I stayed up to catch a 3am showing of Saturday Night Live to see one sketch. The sketch ended up being at the end of the show. It was an episode from December 98 with host Vince Vaughn who was then plugging the Gus van Sant shot by shot remake of Hitchcock's "Psycho." The sketch featured Vince, Will Ferrell, Chris Parnell, and Tim Meadows and was called "Delco Cat Toys." I saw this sketch a long time ago and remembered howling. A rough draft of it is featured in Ferrell's audition included on his "Best of.." dvd, but strangely the sketch in full isn't there. Its about over zealous cat toy salesmen who take themselves way too seriously and feel a need to test the products to see if they "can make it move." It was 4:30am, I laughed and it was well worth it. Also, it was worth it to see the early stages of the friendship that spawned between Vince and Will.
Now that I've written that in the style of a 5th grade English paper. Let's move on.
Here's an expression I don't want to hear anymore "It was like a movie..." which is used to describe real moments that are so real, they're realer than real and can only be described by something that isn't real but captures things that are thus making a representation of real that is somehow better than what actually is.
Think of the times you've used that expression. It implies something that is very true: that we've made our everyday lives and experiences so boring and dull that when something good or beautiful happens its out of the ordinary. It can only be described using something that people say they go to "to escape." Like a sunset that looks so good "its like a movie." Or that certain events happened to work out in your favor or your mind was so clear you were clever all day "it was like a movie." That is sad. We've seen more sunsets in movies than in real life.

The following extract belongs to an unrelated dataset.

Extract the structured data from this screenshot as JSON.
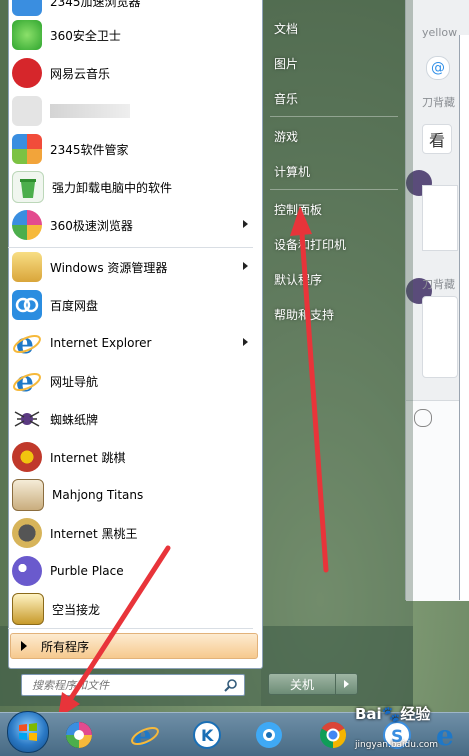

It also applies to horrible occurences. What did a lot of people say who saw the Towers go down? Especially if they saw it on TV like most people?
"It was so surreal: it was like a movie."